Aster — Amellus
Patience? Really? Ugh, this man! I flash through the pages of le guide de fleur so violently, for a moment I’m afraid I tore a page. I find what I want, but it’s so obscure I must resort to the internet for an image. I have never even seen one before.
I realize I have been making such a slam-bang spectacle of myself that Searle is watching me over his divider. He blinks at me, long and slow, with raised brows.
“Désolé,” I apologize. I print the photo, set it under the vase, and depart for the festival.
King Protea — Cynaroides
The centre square of the Botanical Garden is bustling when I arrive. There are beignets frying and sausages smoking. Booths sell fine wine paired with exotic cheeses and chocolates. Vendors call attention to their homemade soap, jewelry, and local produce. At the hub of activity, a guitar, double bass, and violin thrump out Parisian jazz. Near them, an old couple is dancing in a stiff, sweet way while grandchildren run around their knees.
I head to the quarter where the business booths have sprouted. Here people give away raffle tickets and cheap candy, a poor consolation for those trapped into talking about investments, capital, or political movements. Compared to these stalls, our booth looks clean and inviting, with my banner as the icing on the cake, colorful, engaging, and gracefully demonstrating our mission.
Vick is out front, wooing donators, while Jean stands to one side, talking with a weary couple holding twin toddlers. Mr. Bogart and Darcel pass out the croissants Mrs. Bogart made, and Birk is looking formidable in the background, keeping an eye on the goings-on.
Pinching a raspberry pastry, I make idle chit-chat with those that come and go and click pictures of our staff speaking with clusters of passersby. I make sure to catch the twins before they leave and am rewarded with an adorable snapshot of them squeezing each other in a tight hug.
I spend the rest of the afternoon milling around, looking at wares, meeting artisans, handing out my business cards, and listening to the different musicians. Before I know it, the sun is setting, and paper lanterns pass through the throng. I select one with lotus blossoms and sneak away to the garden of fountains, having reached my limit of elbow-bumping.

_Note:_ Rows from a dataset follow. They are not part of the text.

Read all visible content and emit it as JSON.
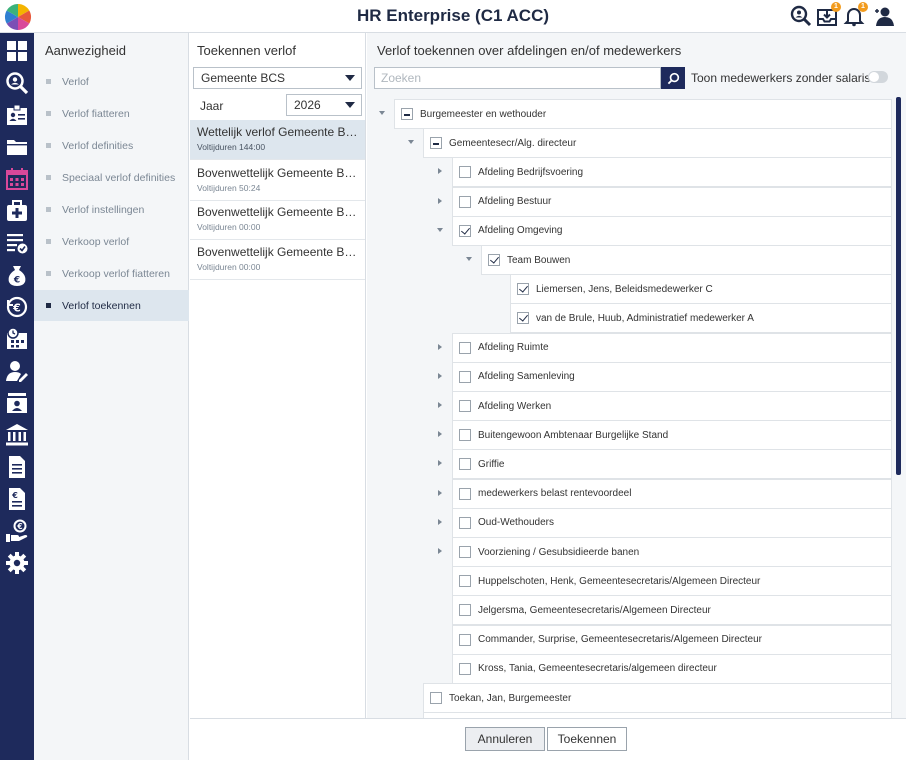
{
  "header": {
    "title": "HR Enterprise (C1 ACC)",
    "badges": {
      "inbox": "1",
      "notifications": "1"
    }
  },
  "rail": {
    "icons": [
      "dashboard-icon",
      "search-person-icon",
      "id-card-icon",
      "folder-icon",
      "calendar-icon",
      "medical-icon",
      "checklist-icon",
      "money-bag-icon",
      "euro-cycle-icon",
      "schedule-icon",
      "user-edit-icon",
      "contact-card-icon",
      "bank-icon",
      "document-icon",
      "invoice-icon",
      "hand-money-icon",
      "gear-icon"
    ],
    "active_color": "#d9489a"
  },
  "submenu": {
    "title": "Aanwezigheid",
    "items": [
      {
        "label": "Verlof"
      },
      {
        "label": "Verlof fiatteren"
      },
      {
        "label": "Verlof definities"
      },
      {
        "label": "Speciaal verlof definities"
      },
      {
        "label": "Verlof instellingen"
      },
      {
        "label": "Verkoop verlof"
      },
      {
        "label": "Verkoop verlof fiatteren"
      },
      {
        "label": "Verlof toekennen"
      }
    ]
  },
  "middle": {
    "title": "Toekennen verlof",
    "organisation": "Gemeente BCS",
    "year_label": "Jaar",
    "year": "2026",
    "leaves": [
      {
        "name": "Wettelijk verlof Gemeente BCS",
        "hours": "Voltijduren 144:00"
      },
      {
        "name": "Bovenwettelijk Gemeente BCS",
        "hours": "Voltijduren 50:24"
      },
      {
        "name": "Bovenwettelijk Gemeente BCS ...",
        "hours": "Voltijduren 00:00"
      },
      {
        "name": "Bovenwettelijk Gemeente BCS ...",
        "hours": "Voltijduren 00:00"
      }
    ]
  },
  "right": {
    "title": "Verlof toekennen over afdelingen en/of medewerkers",
    "search_placeholder": "Zoeken",
    "toggle_label": "Toon medewerkers zonder salaris",
    "tree": [
      {
        "label": "Burgemeester en wethouder",
        "state": "partial",
        "level": 0,
        "expander": "down"
      },
      {
        "label": "Gemeentesecr/Alg. directeur",
        "state": "partial",
        "level": 1,
        "expander": "down"
      },
      {
        "label": "Afdeling Bedrijfsvoering",
        "state": "unchecked",
        "level": 2,
        "expander": "right"
      },
      {
        "label": "Afdeling Bestuur",
        "state": "unchecked",
        "level": 2,
        "expander": "right"
      },
      {
        "label": "Afdeling Omgeving",
        "state": "checked",
        "level": 2,
        "expander": "down"
      },
      {
        "label": "Team Bouwen",
        "state": "checked",
        "level": 3,
        "expander": "down"
      },
      {
        "label": "Liemersen, Jens, Beleidsmedewerker C",
        "state": "checked",
        "level": 4,
        "expander": "none"
      },
      {
        "label": "van de Brule, Huub, Administratief medewerker A",
        "state": "checked",
        "level": 4,
        "expander": "none"
      },
      {
        "label": "Afdeling Ruimte",
        "state": "unchecked",
        "level": 2,
        "expander": "right"
      },
      {
        "label": "Afdeling Samenleving",
        "state": "unchecked",
        "level": 2,
        "expander": "right"
      },
      {
        "label": "Afdeling Werken",
        "state": "unchecked",
        "level": 2,
        "expander": "right"
      },
      {
        "label": "Buitengewoon Ambtenaar Burgelijke Stand",
        "state": "unchecked",
        "level": 2,
        "expander": "right"
      },
      {
        "label": "Griffie",
        "state": "unchecked",
        "level": 2,
        "expander": "right"
      },
      {
        "label": "medewerkers belast rentevoordeel",
        "state": "unchecked",
        "level": 2,
        "expander": "right"
      },
      {
        "label": "Oud-Wethouders",
        "state": "unchecked",
        "level": 2,
        "expander": "right"
      },
      {
        "label": "Voorziening / Gesubsidieerde banen",
        "state": "unchecked",
        "level": 2,
        "expander": "right"
      },
      {
        "label": "Huppelschoten, Henk, Gemeentesecretaris/Algemeen Directeur",
        "state": "unchecked",
        "level": 2,
        "expander": "none"
      },
      {
        "label": "Jelgersma, Gemeentesecretaris/Algemeen Directeur",
        "state": "unchecked",
        "level": 2,
        "expander": "none"
      },
      {
        "label": "Commander, Surprise, Gemeentesecretaris/Algemeen Directeur",
        "state": "unchecked",
        "level": 2,
        "expander": "none"
      },
      {
        "label": "Kross, Tania, Gemeentesecretaris/algemeen directeur",
        "state": "unchecked",
        "level": 2,
        "expander": "none"
      },
      {
        "label": "Toekan, Jan, Burgemeester",
        "state": "unchecked",
        "level": 1,
        "expander": "none"
      },
      {
        "label": "",
        "state": "unchecked",
        "level": 1,
        "expander": "none"
      }
    ]
  },
  "footer": {
    "cancel_label": "Annuleren",
    "grant_label": "Toekennen"
  }
}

I snatch a few pictures of the setting light as it dances through the cascades of water, relishing how the babbling sounds subdue the crowd’s chatter. When the sun disappears below the horizon, I light my lantern and release it to join the flood of others, drifting up to the stars.

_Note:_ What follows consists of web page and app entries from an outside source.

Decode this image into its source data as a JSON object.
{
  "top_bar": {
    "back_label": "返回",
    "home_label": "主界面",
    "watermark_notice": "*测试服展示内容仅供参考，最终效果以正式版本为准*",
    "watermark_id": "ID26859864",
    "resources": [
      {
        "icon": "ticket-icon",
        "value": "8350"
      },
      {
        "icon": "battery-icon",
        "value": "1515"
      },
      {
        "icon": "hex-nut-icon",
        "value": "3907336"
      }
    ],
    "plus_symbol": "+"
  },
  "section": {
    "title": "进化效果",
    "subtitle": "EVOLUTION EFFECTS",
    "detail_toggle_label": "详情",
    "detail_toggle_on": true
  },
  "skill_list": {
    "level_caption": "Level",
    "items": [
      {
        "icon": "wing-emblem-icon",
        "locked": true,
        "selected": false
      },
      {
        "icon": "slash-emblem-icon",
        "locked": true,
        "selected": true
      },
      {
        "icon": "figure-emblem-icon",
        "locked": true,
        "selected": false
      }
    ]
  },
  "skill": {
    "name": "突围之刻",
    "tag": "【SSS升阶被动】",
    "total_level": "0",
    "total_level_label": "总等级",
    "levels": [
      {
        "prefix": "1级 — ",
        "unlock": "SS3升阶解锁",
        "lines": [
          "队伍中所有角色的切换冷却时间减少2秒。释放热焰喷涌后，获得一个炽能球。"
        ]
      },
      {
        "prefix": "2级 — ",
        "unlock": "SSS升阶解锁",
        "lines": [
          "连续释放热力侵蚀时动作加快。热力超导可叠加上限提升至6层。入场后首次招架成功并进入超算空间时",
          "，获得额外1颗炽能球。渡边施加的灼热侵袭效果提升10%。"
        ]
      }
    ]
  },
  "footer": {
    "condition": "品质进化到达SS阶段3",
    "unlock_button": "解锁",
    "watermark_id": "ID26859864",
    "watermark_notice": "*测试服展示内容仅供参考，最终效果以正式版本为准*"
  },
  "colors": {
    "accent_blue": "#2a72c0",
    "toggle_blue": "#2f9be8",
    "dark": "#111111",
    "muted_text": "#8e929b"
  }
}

In the distance, an accordion begins a peaceful serenade, and the night is filled with magic and beauty.
“Oui?” I turn to face the voice and freeze.
Fairy lights on the trees behind the figure make him imperceptible. I shield my eyes and see the silhouette of a bouquet in the stranger’s hand. A thrill travels up my spine.
“They are white violets,” the floating voice utters.
Book page number 47 flits to my memory.
White Violet — Viola Blanda
Take a Chance
The man takes a step closer, and a glint of stray light shines off his glasses.
“Searle?” I’m flabbergasted, “But I… I irritate you!”
“You close your eyes every time I talk to you, just like my grand-mère when I wear on her last nerve.”
“Non, non!” His free hand holds his forehead at the misunderstanding, “My eyes give me trouble from staring at a screen all day.” Searle continues awkwardly, “I —I am seeing a doctor about it.”
“Oh, la la!” I laugh. I’m so surprised I do not know what to say. Neither does Searle.
“Pourquoi,” I ask, stepping closer, “Why were you nervous that I should know?”
“Because,” he shuffled his feet, “Because I didn’t think you would be interested in me.”
I cock my head at the man with frizzy hair and weak eyes, who I assumed was always cranky. But now, through my more accurate rose glasses, I see a man who has listened to everything I have said all these months about loving to photograph flowers in the morning. A man who always gives me his Friday tarte and has told me he cares for me in the most romantically ingenious way known to man.
“That was a silly thing to think,” I say and kiss his blushing cheek. “Would you like to dance?”